Chennai: As early matches go at any Cricket World Cup , they couldn't get any bigger than Sunday's game between hosts and two-time winners India and five-time champions Australia.
India won the World Cup in 1983 and in 2011 — the last time the tournament was played in India. Since then, it has won only one ICC event — the 2013 Champions Trophy in England — and India is looking to end its trophy drought in home conditions.
Australia is the most successful ODI team, having won the 1987, 1999, 2003, 2007 and 2015 competitions. It is the only side to win three successive ODI titles.
Pacemen Pat Cummins, Josh Hazlewood and Mitchell Starc will lead the Australia bowling, while wrist spinner Adam Zampa has enjoyed success in Indian conditions — 27 wickets in 16 matches at an average of 30.77.
Australian batsmen have a rich experience of Indian conditions, and almost all of them are linked up with Indian Premier League franchises. David Warner, Steve Smith, Cameron Green, Mitchell Marsh, Marcus Stoinis and Glenn Maxwell spend a lot of time playing in Indian conditions.

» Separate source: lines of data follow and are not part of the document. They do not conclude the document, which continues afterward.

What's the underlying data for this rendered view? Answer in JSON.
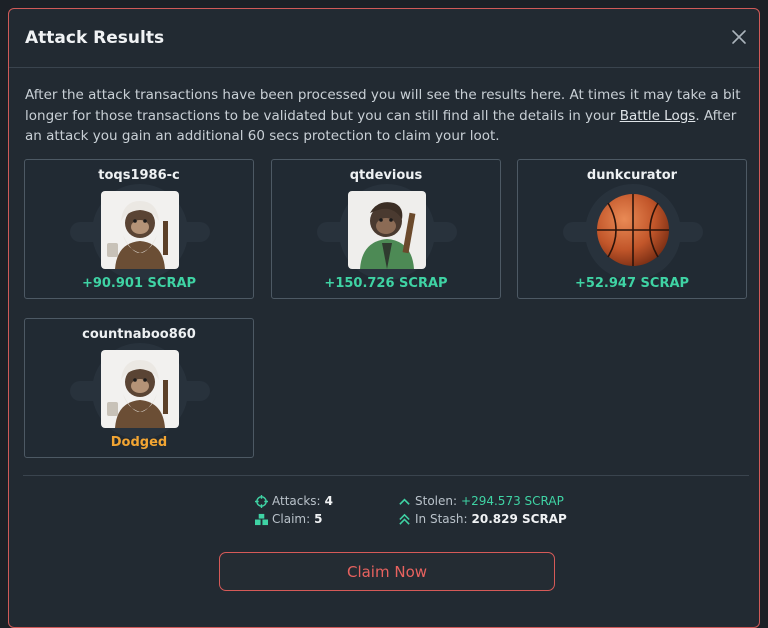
{
  "modal": {
    "title": "Attack Results",
    "close_icon": "close-icon",
    "description_before": "After the attack transactions have been processed you will see the results here. At times it may take a bit longer for those transactions to be validated but you can still find all the details in your ",
    "description_link": "Battle Logs",
    "description_after": ". After an attack you gain an additional 60 secs protection to claim your loot."
  },
  "results": [
    {
      "name": "toqs1986-c",
      "avatar": "ape-wizard-avatar",
      "result": "+90.901 SCRAP",
      "status": "gain"
    },
    {
      "name": "qtdevious",
      "avatar": "ape-green-jacket-avatar",
      "result": "+150.726 SCRAP",
      "status": "gain"
    },
    {
      "name": "dunkcurator",
      "avatar": "basketball-avatar",
      "result": "+52.947 SCRAP",
      "status": "gain"
    },
    {
      "name": "countnaboo860",
      "avatar": "ape-wizard-avatar",
      "result": "Dodged",
      "status": "dodged"
    }
  ],
  "stats": {
    "attacks_label": "Attacks:",
    "attacks_value": "4",
    "claim_label": "Claim:",
    "claim_value": "5",
    "stolen_label": "Stolen:",
    "stolen_value": "+294.573 SCRAP",
    "stash_label": "In Stash:",
    "stash_value": "20.829 SCRAP"
  },
  "claim_button": "Claim Now",
  "colors": {
    "accent": "#d65a58",
    "gain": "#3fd3a4",
    "dodged": "#f2a533",
    "stat_icon": "#3fd3a4"
  }
}
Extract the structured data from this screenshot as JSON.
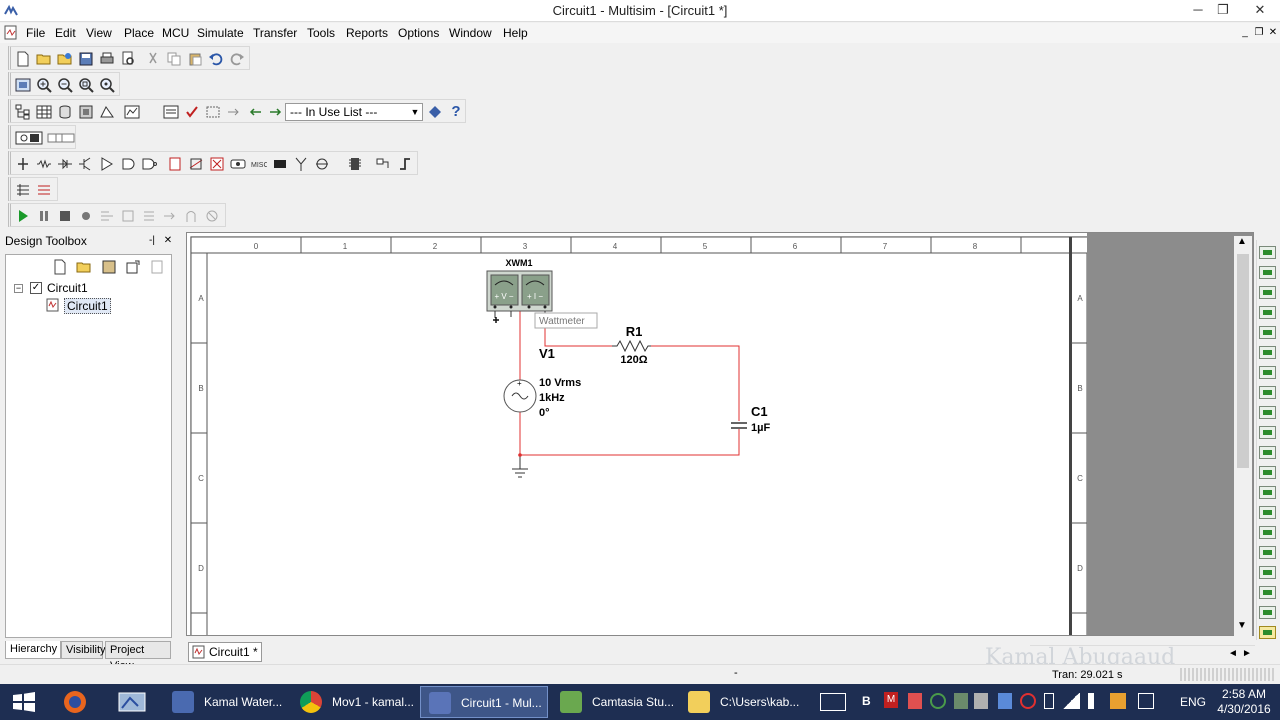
{
  "window": {
    "title": "Circuit1 - Multisim - [Circuit1 *]",
    "minimize": "─",
    "restore": "❐",
    "close": "✕"
  },
  "menu": {
    "items": [
      "File",
      "Edit",
      "View",
      "Place",
      "MCU",
      "Simulate",
      "Transfer",
      "Tools",
      "Reports",
      "Options",
      "Window",
      "Help"
    ],
    "mdi_minimize": "_",
    "mdi_restore": "❐",
    "mdi_close": "✕"
  },
  "toolbar": {
    "in_use_list": "--- In Use List ---",
    "help_glyph": "?"
  },
  "design_toolbox": {
    "title": "Design Toolbox",
    "pin": "-|",
    "close": "✕",
    "tree_root": "Circuit1",
    "tree_child": "Circuit1",
    "tabs": [
      "Hierarchy",
      "Visibility",
      "Project View"
    ]
  },
  "sheet": {
    "col_labels": [
      "0",
      "1",
      "2",
      "3",
      "4",
      "5",
      "6",
      "7",
      "8"
    ],
    "row_labels": [
      "A",
      "B",
      "C",
      "D"
    ],
    "tab_label": "Circuit1 *"
  },
  "circuit": {
    "wattmeter_ref": "XWM1",
    "wattmeter_terminals_v": "+ V −",
    "wattmeter_terminals_i": "+ I −",
    "tooltip": "Wattmeter",
    "source_ref": "V1",
    "source_value": "10 Vrms",
    "source_freq": "1kHz",
    "source_phase": "0°",
    "resistor_ref": "R1",
    "resistor_value": "120Ω",
    "capacitor_ref": "C1",
    "capacitor_value": "1µF",
    "wire_color": "#e03030"
  },
  "status": {
    "tran": "Tran: 29.021 s",
    "dash": "-"
  },
  "watermark": "Kamal Abuqaaud",
  "taskbar": {
    "apps": [
      {
        "label": "Kamal Water...",
        "icon": "watermark-app-icon"
      },
      {
        "label": "Mov1 - kamal...",
        "icon": "chrome-icon"
      },
      {
        "label": "Circuit1 - Mul...",
        "icon": "multisim-icon"
      },
      {
        "label": "Camtasia Stu...",
        "icon": "camtasia-icon"
      },
      {
        "label": "C:\\Users\\kab...",
        "icon": "folder-icon"
      }
    ],
    "lang": "ENG",
    "time": "2:58 AM",
    "date": "4/30/2016"
  }
}
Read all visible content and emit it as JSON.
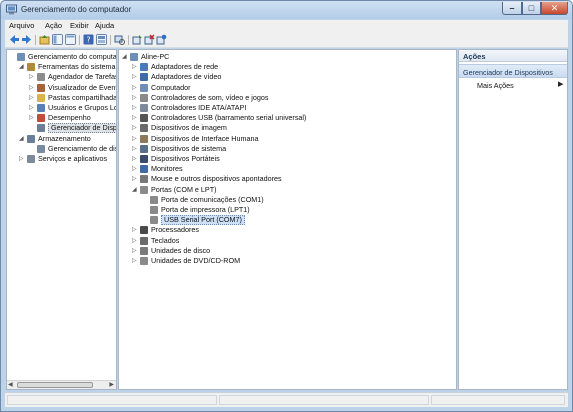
{
  "window": {
    "title": "Gerenciamento do computador"
  },
  "menu": [
    "Arquivo",
    "Ação",
    "Exibir",
    "Ajuda"
  ],
  "toolbar_icons": [
    "back-arrow-icon",
    "forward-arrow-icon",
    "up-folder-icon",
    "show-hide-tree-icon",
    "properties-icon",
    "help-icon",
    "console-view-icon",
    "device-scan-icon",
    "update-driver-icon",
    "uninstall-icon",
    "disable-device-icon"
  ],
  "left_tree": [
    {
      "label": "Gerenciamento do computad",
      "indent": 0,
      "expander": "",
      "icon": "computer-management-icon",
      "color": "#6f8fb6"
    },
    {
      "label": "Ferramentas do sistema",
      "indent": 1,
      "expander": "◢",
      "icon": "tools-icon",
      "color": "#b08a3c"
    },
    {
      "label": "Agendador de Tarefas",
      "indent": 2,
      "expander": "▷",
      "icon": "clock-icon",
      "color": "#8c8c8c"
    },
    {
      "label": "Visualizador de Eventos",
      "indent": 2,
      "expander": "▷",
      "icon": "event-viewer-icon",
      "color": "#a6633a"
    },
    {
      "label": "Pastas compartilhadas",
      "indent": 2,
      "expander": "▷",
      "icon": "shared-folder-icon",
      "color": "#d9b44a"
    },
    {
      "label": "Usuários e Grupos Loca",
      "indent": 2,
      "expander": "▷",
      "icon": "users-icon",
      "color": "#5a7fb0"
    },
    {
      "label": "Desempenho",
      "indent": 2,
      "expander": "▷",
      "icon": "performance-icon",
      "color": "#c44a3a"
    },
    {
      "label": "Gerenciador de Disposit",
      "indent": 2,
      "expander": "",
      "icon": "device-manager-icon",
      "color": "#6d7f96",
      "selected": true
    },
    {
      "label": "Armazenamento",
      "indent": 1,
      "expander": "◢",
      "icon": "storage-icon",
      "color": "#6a7f9a"
    },
    {
      "label": "Gerenciamento de disco",
      "indent": 2,
      "expander": "",
      "icon": "disk-icon",
      "color": "#7a8aa0"
    },
    {
      "label": "Serviços e aplicativos",
      "indent": 1,
      "expander": "▷",
      "icon": "services-icon",
      "color": "#7d8a9a"
    }
  ],
  "device_tree": [
    {
      "label": "Aline-PC",
      "indent": 0,
      "expander": "◢",
      "icon": "computer-icon",
      "color": "#6f8fb6"
    },
    {
      "label": "Adaptadores de rede",
      "indent": 1,
      "expander": "▷",
      "icon": "network-adapter-icon",
      "color": "#4a7ab8"
    },
    {
      "label": "Adaptadores de vídeo",
      "indent": 1,
      "expander": "▷",
      "icon": "display-adapter-icon",
      "color": "#3f6aa8"
    },
    {
      "label": "Computador",
      "indent": 1,
      "expander": "▷",
      "icon": "computer-icon",
      "color": "#6f8fb6"
    },
    {
      "label": "Controladores de som, vídeo e jogos",
      "indent": 1,
      "expander": "▷",
      "icon": "sound-icon",
      "color": "#8a8a8a"
    },
    {
      "label": "Controladores IDE ATA/ATAPI",
      "indent": 1,
      "expander": "▷",
      "icon": "ide-controller-icon",
      "color": "#7b8b9b"
    },
    {
      "label": "Controladores USB (barramento serial universal)",
      "indent": 1,
      "expander": "▷",
      "icon": "usb-icon",
      "color": "#555555"
    },
    {
      "label": "Dispositivos de imagem",
      "indent": 1,
      "expander": "▷",
      "icon": "camera-icon",
      "color": "#6b6b6b"
    },
    {
      "label": "Dispositivos de Interface Humana",
      "indent": 1,
      "expander": "▷",
      "icon": "hid-icon",
      "color": "#8c7a5a"
    },
    {
      "label": "Dispositivos de sistema",
      "indent": 1,
      "expander": "▷",
      "icon": "system-device-icon",
      "color": "#5a6f8a"
    },
    {
      "label": "Dispositivos Portáteis",
      "indent": 1,
      "expander": "▷",
      "icon": "portable-device-icon",
      "color": "#3a4a6a"
    },
    {
      "label": "Monitores",
      "indent": 1,
      "expander": "▷",
      "icon": "monitor-icon",
      "color": "#3f6aa8"
    },
    {
      "label": "Mouse e outros dispositivos apontadores",
      "indent": 1,
      "expander": "▷",
      "icon": "mouse-icon",
      "color": "#777777"
    },
    {
      "label": "Portas (COM e LPT)",
      "indent": 1,
      "expander": "◢",
      "icon": "port-icon",
      "color": "#8a8a8a"
    },
    {
      "label": "Porta de comunicações (COM1)",
      "indent": 2,
      "expander": "",
      "icon": "port-icon",
      "color": "#8a8a8a"
    },
    {
      "label": "Porta de impressora (LPT1)",
      "indent": 2,
      "expander": "",
      "icon": "port-icon",
      "color": "#8a8a8a"
    },
    {
      "label": "USB Serial Port (COM7)",
      "indent": 2,
      "expander": "",
      "icon": "port-icon",
      "color": "#8a8a8a",
      "selected": true
    },
    {
      "label": "Processadores",
      "indent": 1,
      "expander": "▷",
      "icon": "processor-icon",
      "color": "#4a4a4a"
    },
    {
      "label": "Teclados",
      "indent": 1,
      "expander": "▷",
      "icon": "keyboard-icon",
      "color": "#6a6a6a"
    },
    {
      "label": "Unidades de disco",
      "indent": 1,
      "expander": "▷",
      "icon": "disk-drive-icon",
      "color": "#7a7a7a"
    },
    {
      "label": "Unidades de DVD/CD-ROM",
      "indent": 1,
      "expander": "▷",
      "icon": "dvd-icon",
      "color": "#8a8a8a"
    }
  ],
  "actions": {
    "title": "Ações",
    "section": "Gerenciador de Dispositivos",
    "items": [
      "Mais Ações"
    ]
  }
}
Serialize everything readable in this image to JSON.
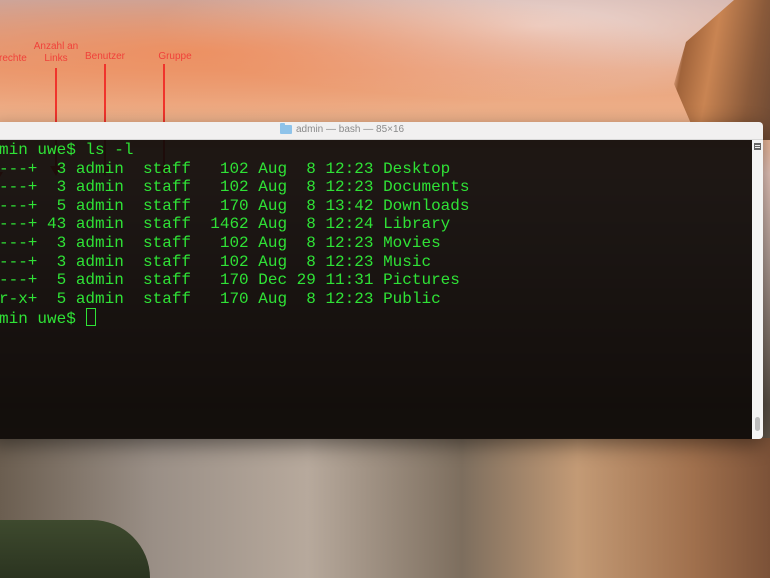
{
  "annotations": [
    {
      "label": "srechte"
    },
    {
      "label": "Anzahl an Links"
    },
    {
      "label": "Benutzer"
    },
    {
      "label": "Gruppe"
    }
  ],
  "window": {
    "title": "admin — bash — 85×16",
    "icon": "folder-icon"
  },
  "terminal": {
    "prompt_line": "min uwe$ ls -l",
    "rows": [
      "---+  3 admin  staff   102 Aug  8 12:23 Desktop",
      "---+  3 admin  staff   102 Aug  8 12:23 Documents",
      "---+  5 admin  staff   170 Aug  8 13:42 Downloads",
      "---+ 43 admin  staff  1462 Aug  8 12:24 Library",
      "---+  3 admin  staff   102 Aug  8 12:23 Movies",
      "---+  3 admin  staff   102 Aug  8 12:23 Music",
      "---+  5 admin  staff   170 Dec 29 11:31 Pictures",
      "r-x+  5 admin  staff   170 Aug  8 12:23 Public"
    ],
    "final_prompt": "min uwe$ ",
    "text_color": "#2fe236"
  },
  "colors": {
    "annotation": "#f0413a"
  }
}
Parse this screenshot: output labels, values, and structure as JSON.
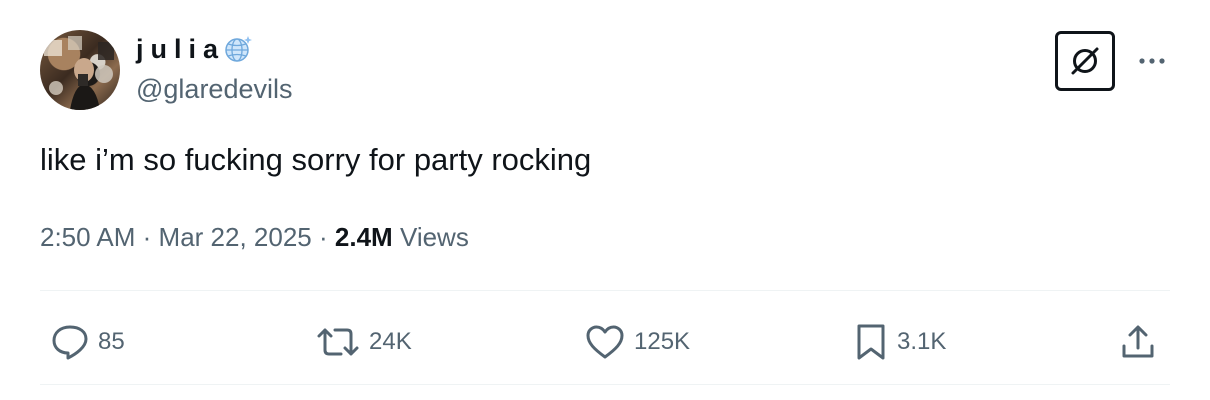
{
  "tweet": {
    "author": {
      "display_name": "julia",
      "handle": "@glaredevils",
      "badge_icon": "globe-emoji-icon"
    },
    "text": "like i’m so fucking sorry for party rocking",
    "time": "2:50 AM",
    "separator": "·",
    "date": "Mar 22, 2025",
    "views_count": "2.4M",
    "views_label": "Views"
  },
  "header_actions": {
    "grok_icon": "grok-icon",
    "more_icon": "more-icon"
  },
  "actions": {
    "replies": {
      "icon": "reply-icon",
      "count": "85"
    },
    "retweets": {
      "icon": "retweet-icon",
      "count": "24K"
    },
    "likes": {
      "icon": "like-icon",
      "count": "125K"
    },
    "bookmarks": {
      "icon": "bookmark-icon",
      "count": "3.1K"
    },
    "share": {
      "icon": "share-icon"
    }
  },
  "colors": {
    "text_primary": "#0f1419",
    "text_secondary": "#536471",
    "divider": "#eff3f4"
  }
}
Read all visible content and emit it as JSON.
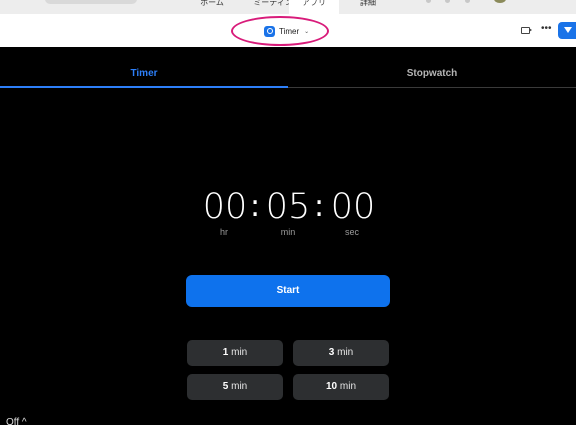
{
  "topbar": {
    "tabs": [
      {
        "label": "ホーム",
        "active": false
      },
      {
        "label": "ミーティング",
        "active": false
      },
      {
        "label": "アプリ",
        "active": true
      },
      {
        "label": "詳細",
        "active": false
      }
    ]
  },
  "header": {
    "app_name": "Timer",
    "app_icon": "timer-icon",
    "dropdown_icon": "chevron-down-icon",
    "video_icon": "video-icon",
    "more_icon": "more-icon",
    "apps_icon": "apps-icon"
  },
  "modes": {
    "timer": "Timer",
    "stopwatch": "Stopwatch"
  },
  "time": {
    "hours": "00",
    "minutes": "05",
    "seconds": "00",
    "separator": ":",
    "hours_unit": "hr",
    "minutes_unit": "min",
    "seconds_unit": "sec"
  },
  "start_label": "Start",
  "presets": [
    {
      "value": "1",
      "unit": "min"
    },
    {
      "value": "3",
      "unit": "min"
    },
    {
      "value": "5",
      "unit": "min"
    },
    {
      "value": "10",
      "unit": "min"
    }
  ],
  "footer": {
    "status": "Off ^"
  },
  "colors": {
    "accent": "#0e72ed",
    "tab_active": "#2d7ff9",
    "highlight_ring": "#d81b7a",
    "preset_bg": "#2d2f31"
  }
}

Travis Head’s injury is an early blow to Australia, but Marsh and Warner have linked up well as an opening pair.
Stoinis is yet to recover from a hamstring strain and could be unavailable against India. The remaining lineup worked hard to regain form in the lead-up to this tournament, despite Australia losing five of its last six ODIs in South Africa and India.
The remaining lineup worked hard to regain form in the lead-up to this tournament, despite Australia losing five of its last six ODIs in South Africa and India.
Australia beat India in Chennai in March on its way to a 2-1 ODI series’ win, with Zampa picking up a match-winning 4-45.
Skipper Cummins said: “Playing in India, not only for Australia but also in the IPL, helps a lot. I have probably played more white ball cricket in India than I have in Australia over the last 10 years.
“These are conditions we know really well, and the positive thing is that we have played some really good one-day cricket against India over here in the last few years.”
Equilibrium between pace and spin
For India, the equilibrium between pace and spin will define its World Cup combinations. Jasprit Bumrah and Mohammed Siraj are expected to lead the bowling attack, with wrist spinner Kuldeep Yadav and left-arm spinner Ravindra Jadeja as automatic choices. All-rounder Hardik Pandya fits in as the third paceman.
Captain Rohit Sharma said: “To be able to play three spinners is a luxury for us. Hardik is a proper fast bowler who can crank up good speed. That gives us an advantage – three spinners as well as three fast bowlers on this pitch. It gives us that balance with batting till number eight as well."
Along with Virat Kohli, Ashwin was part of India’s 2011 victorious campaign. Back then, his tournament started in Chennai as well and he was drafted into the side ahead of the knockouts. Ashwin was a late entrant into the 2023 World Cup squad — he had only played two ODIs since 2017 — both in South Africa in 2022, before being called up in September.
In home conditions, India’s batting lineup is the strongest on paper and consists of the veritable superstars of world cricket. Kohli is on the verge of breaking Sachin Tendulkar’s all-time ODI centuries’ record, while Sharma wants to make up for missing out the 2011 tournament.
“Like Sachin Tendulkar often said, until he wins the World Cup it was unfinished business (for him). So it’s the same for us as well now. Winning the World Cup is the biggest prize we can have in our career,” said Sharma.
India may be without Shubman Gill, who is ill, but the team management have refused to confirm reports that he has dengue fever. If he misses out, Ishan Kishan will open the innings with Sharma.